In addition to rolling out its pricey wearable device, Apple detailed its planned retail expansion in the biggest market in the world, made big announcements regarding Apple TV, showed off a new MacBook, and discussed its move into aiding medical research.
Some of these developments could ultimately prove more important than the Apple Watch, which is huge news because it's a new consumer device from Apple, but which must still prove itself with customers.
Apple stores expanding in China
CEO Tim Cook kicked off the festivities by showing off an image of Apple's latest store in China. He said the company has "opened six stores in China in the last six weeks alone," bringing Apple's total in the country to 21.
"We have a very aggressive plan to be at 40 by mid-next year," the CEO said. "I am so incredibly proud of our retail team and everything they do for customers."
An exclusive deal with HBO
The launch of a stand-alone HBO service that does not require a cable subscription has been almost as hotly anticipated as the Apple Watch release date. The service was announced here, as was its $15 monthly price and the fact that it will be exclusive to Apple for three months after its April launch.
"We love HBO," said Cook, who went on to tout all of the cable channel's groundbreaking programming before bringing HBO CEO Richard Plepler on stage to announced the deal.
"We love Apple," Pepler began before officially declaring Apple as the exclusive launch partner.
Ninety days of retail exclusivity seems like a fairly narrow window, but if HBO being offered without a cable subscription is a tipping point that causes people to cut the cord with traditional pay television, it could lead a flood of those consumers to buy Apple TV.
Speaking of Apple TV...
While it was disappointing that Apple did not unveil an update to its 3-year-old Apple TV hardware, the company offset that by slashing its price from $99 to $69. This is a major concession that makes Apple's streaming box cheaper than the top-of-the-line set-top-box offerings from Amazon.com (NASDAQ: AMZN) and Roku.
Apple TV has fallen behind Amazon's $99 Fire TV and the $79.99 Roku 3, but not necessarily in ways that will bother many consumers. Apple's device lacks the games its rival offers, as well as the ability to download apps. However, it has Netflix and Hulu, along with a good variety of the other major streaming services (not to mention the HBO exclusivity window).
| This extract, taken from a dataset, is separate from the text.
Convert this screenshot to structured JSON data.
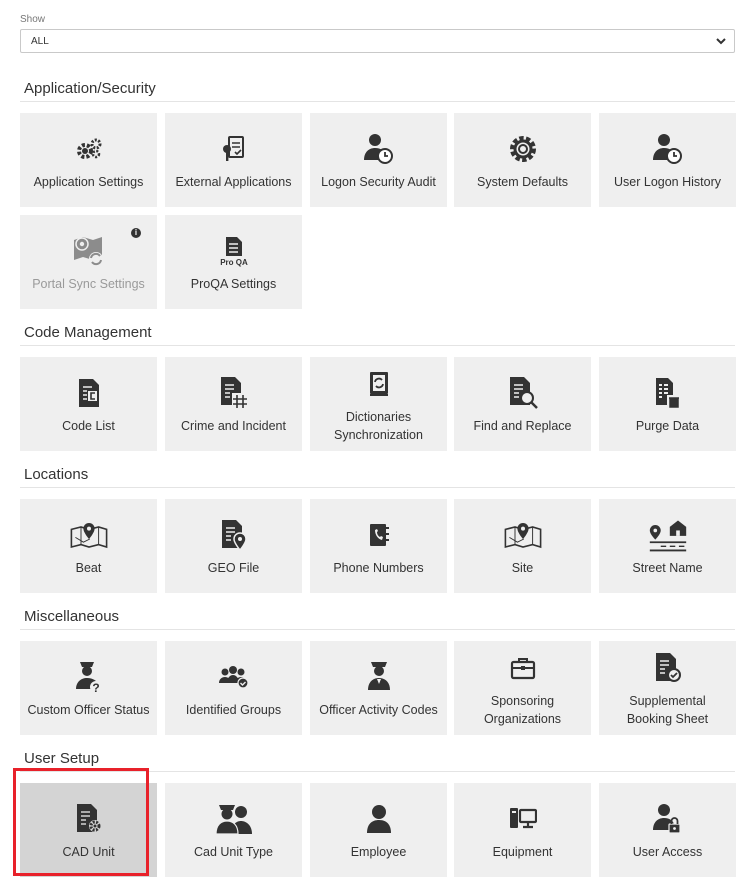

At $69 for an Apple device, people might be willing to overlook any shortcomings.
"Perhaps the most profound change and positive impact that iPhone will make is on our health," Cook said. "There are already over 900 incredible apps that help you manage and track your health and fitness."
The CEO wanted more, however, and talked about how the company decided it could make an impact on medical research. He then turned the stage over to Jeff Williams, Apple senior vice president of operations.
Williams said doctors and others in the medical field have told Apple that one of their biggest problems is getting enough sample data to do accurate research. Apple intends to help address that challenge by making the iPhone a diagnostic tool to record needed data.
"We looked at the problem and saw an opportunity to help," he said. "So, today, we're proud to announce ResearchKit."
The new product is a "software framework made specifically for medical research," he said. "It lets researchers easily create apps and it turns iPhone and HealthKit into powerful diagnostic tools."
Apple introduced a new laptop it dubbed simply a MacBook, minus the Pro or Air moniker. The device offers a Retina screen, weighs only 2 pounds, and has a body that is 24% thinner than the current thinnest MacBook Air. It also has a completely revised keyboard that uses an entirely new mechanism to make the keys responsive while taking up 40% less space.
To make the machine so thin and light, Apple eliminated nearly all of its ports, leaving only a single USB-C that can be used for everything from charging to connecting an external monitor.
"We challenged ourselves to take everything that we had learned in designing iPad and iPhone and do something incredibly bold -- to reinvent the notebook," he said. "And we did it."
Daniel Kline owns shares of Apple. The Motley Fool recommends Amazon.com, Apple, and Netflix. The Motley Fool owns shares of Amazon.com, Apple, and Netflix. Try any of our Foolish newsletter services free for 30 days. We Fools may not all hold the same opinions, but we all believe that considering a diverse range of insights makes us better investors. The Motley Fool has a disclosure policy.